**Work request:** In the listing below, locate the lines bearing the word "placeholder". Copy every one of them.

**Dataset excerpts:**
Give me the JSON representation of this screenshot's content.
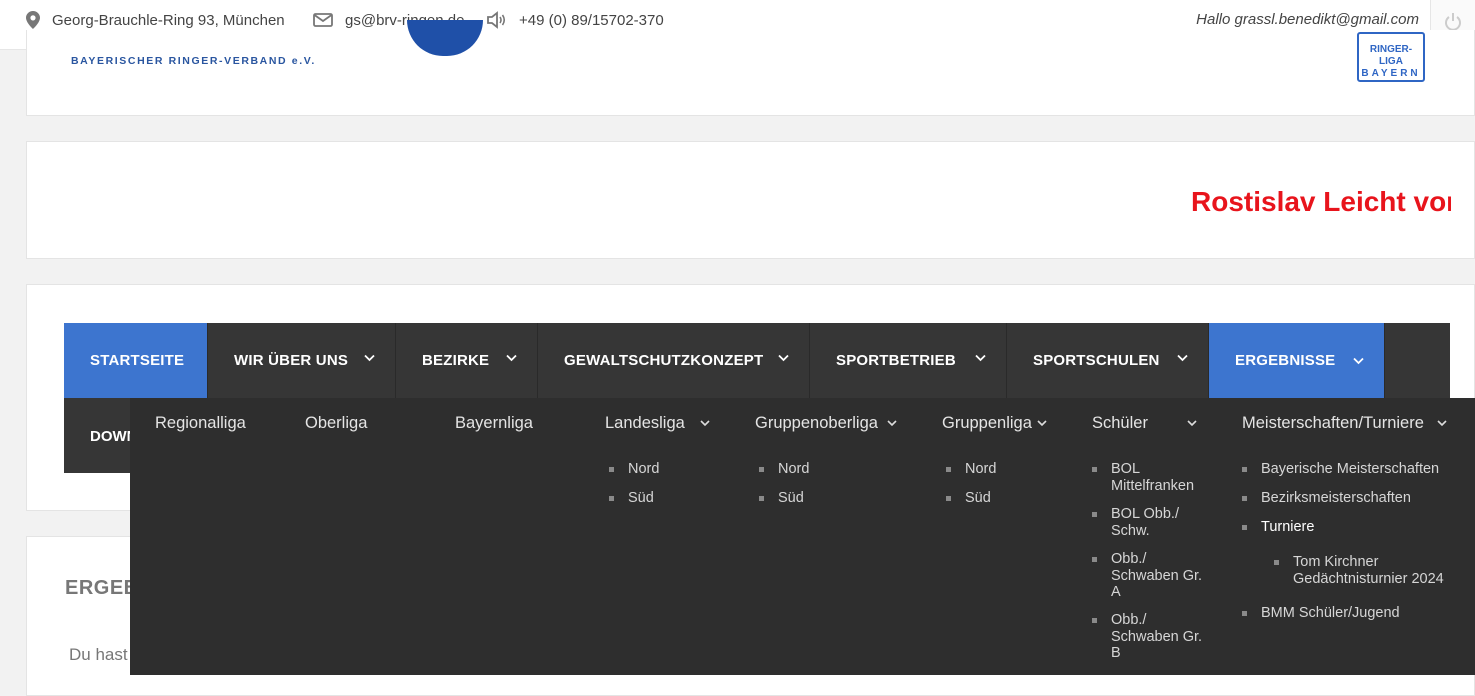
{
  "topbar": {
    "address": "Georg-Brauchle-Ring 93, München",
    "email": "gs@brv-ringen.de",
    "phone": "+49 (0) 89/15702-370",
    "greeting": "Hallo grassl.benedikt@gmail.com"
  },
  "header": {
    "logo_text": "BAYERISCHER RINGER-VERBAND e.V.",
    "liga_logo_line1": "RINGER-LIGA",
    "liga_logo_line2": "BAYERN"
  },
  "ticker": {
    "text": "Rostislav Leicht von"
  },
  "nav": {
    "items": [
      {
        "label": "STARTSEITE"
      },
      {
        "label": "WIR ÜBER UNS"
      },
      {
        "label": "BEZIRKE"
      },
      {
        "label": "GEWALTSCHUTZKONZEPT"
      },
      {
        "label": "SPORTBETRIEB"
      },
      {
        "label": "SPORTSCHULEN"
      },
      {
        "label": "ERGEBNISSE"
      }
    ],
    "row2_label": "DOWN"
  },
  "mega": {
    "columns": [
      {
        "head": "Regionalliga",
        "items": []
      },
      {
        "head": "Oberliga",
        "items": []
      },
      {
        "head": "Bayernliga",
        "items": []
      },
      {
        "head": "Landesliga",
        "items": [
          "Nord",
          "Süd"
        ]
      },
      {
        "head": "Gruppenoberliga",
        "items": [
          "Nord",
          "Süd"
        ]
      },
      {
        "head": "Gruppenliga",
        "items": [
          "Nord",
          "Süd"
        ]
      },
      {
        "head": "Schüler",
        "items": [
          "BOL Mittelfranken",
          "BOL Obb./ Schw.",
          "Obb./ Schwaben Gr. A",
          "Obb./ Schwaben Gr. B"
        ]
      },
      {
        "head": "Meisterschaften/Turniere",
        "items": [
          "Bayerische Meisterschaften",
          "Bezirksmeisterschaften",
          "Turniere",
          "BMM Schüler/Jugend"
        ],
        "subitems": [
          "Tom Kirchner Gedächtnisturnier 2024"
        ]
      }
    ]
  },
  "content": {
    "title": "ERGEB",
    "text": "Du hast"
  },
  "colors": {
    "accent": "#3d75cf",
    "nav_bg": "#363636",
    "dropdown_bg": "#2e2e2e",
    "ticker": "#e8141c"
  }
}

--

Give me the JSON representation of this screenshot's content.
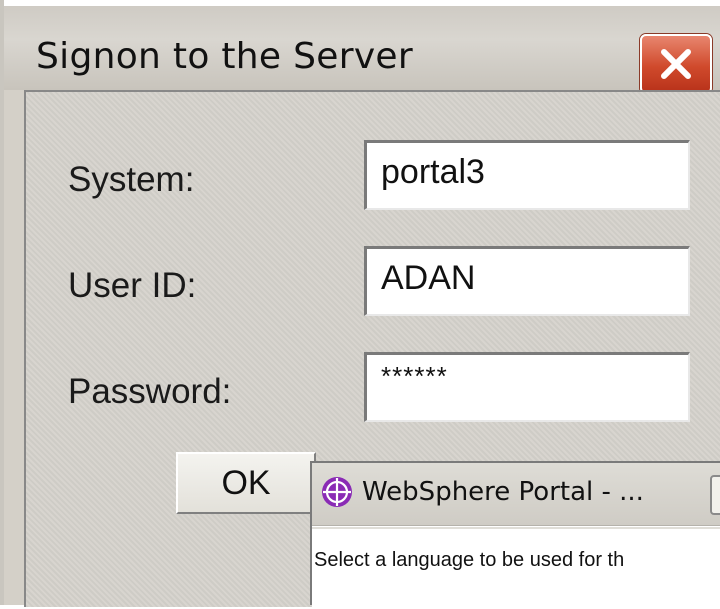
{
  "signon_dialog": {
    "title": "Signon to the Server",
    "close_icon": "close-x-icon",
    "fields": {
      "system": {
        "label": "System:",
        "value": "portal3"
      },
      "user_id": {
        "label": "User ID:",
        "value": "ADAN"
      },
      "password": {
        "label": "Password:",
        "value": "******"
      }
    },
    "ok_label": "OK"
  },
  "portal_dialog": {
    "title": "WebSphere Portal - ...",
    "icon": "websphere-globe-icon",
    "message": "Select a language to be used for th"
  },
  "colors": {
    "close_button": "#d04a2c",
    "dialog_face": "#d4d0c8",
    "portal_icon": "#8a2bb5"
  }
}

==

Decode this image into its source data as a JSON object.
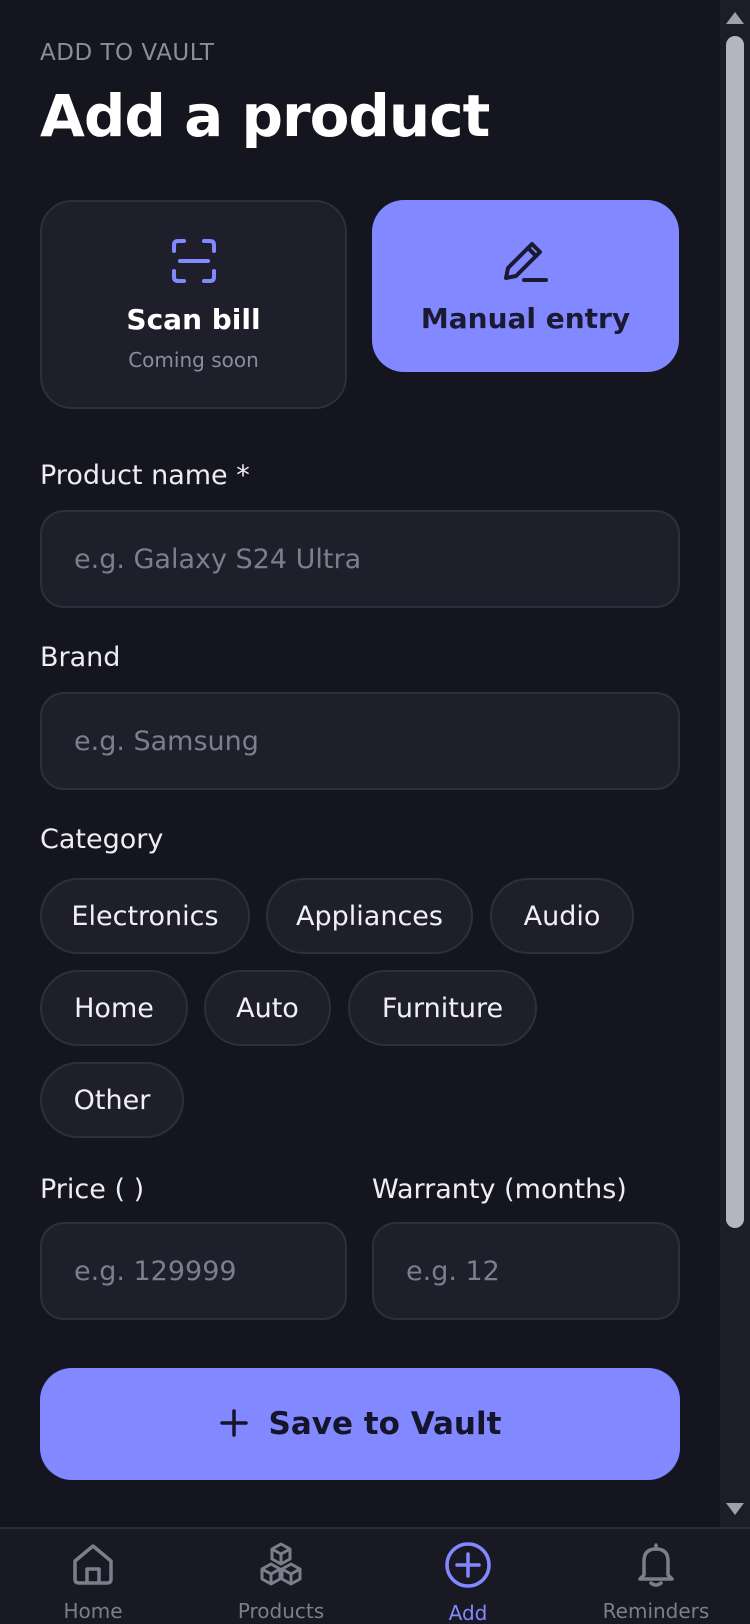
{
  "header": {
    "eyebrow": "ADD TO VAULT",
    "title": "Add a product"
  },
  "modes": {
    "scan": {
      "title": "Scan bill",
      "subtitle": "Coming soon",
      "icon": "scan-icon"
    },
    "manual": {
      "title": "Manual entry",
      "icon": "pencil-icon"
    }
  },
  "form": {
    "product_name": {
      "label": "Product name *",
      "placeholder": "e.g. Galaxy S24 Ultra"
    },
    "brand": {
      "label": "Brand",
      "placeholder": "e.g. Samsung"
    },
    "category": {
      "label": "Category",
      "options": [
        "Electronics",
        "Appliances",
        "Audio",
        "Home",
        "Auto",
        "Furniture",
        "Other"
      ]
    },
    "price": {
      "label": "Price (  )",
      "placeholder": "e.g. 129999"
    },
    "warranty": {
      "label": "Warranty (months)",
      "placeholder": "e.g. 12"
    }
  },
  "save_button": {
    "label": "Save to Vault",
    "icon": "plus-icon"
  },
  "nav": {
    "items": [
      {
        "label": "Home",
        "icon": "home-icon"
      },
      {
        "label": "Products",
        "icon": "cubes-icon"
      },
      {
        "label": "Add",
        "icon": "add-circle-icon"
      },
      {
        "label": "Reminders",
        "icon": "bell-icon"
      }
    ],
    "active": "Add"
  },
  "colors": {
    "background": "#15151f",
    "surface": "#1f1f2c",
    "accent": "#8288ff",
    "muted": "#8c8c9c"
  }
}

**Task solution:**
      "placeholder": "e.g. Galaxy S24 Ultra"
      "placeholder": "e.g. Samsung"
      "placeholder": "e.g. 129999"
      "placeholder": "e.g. 12"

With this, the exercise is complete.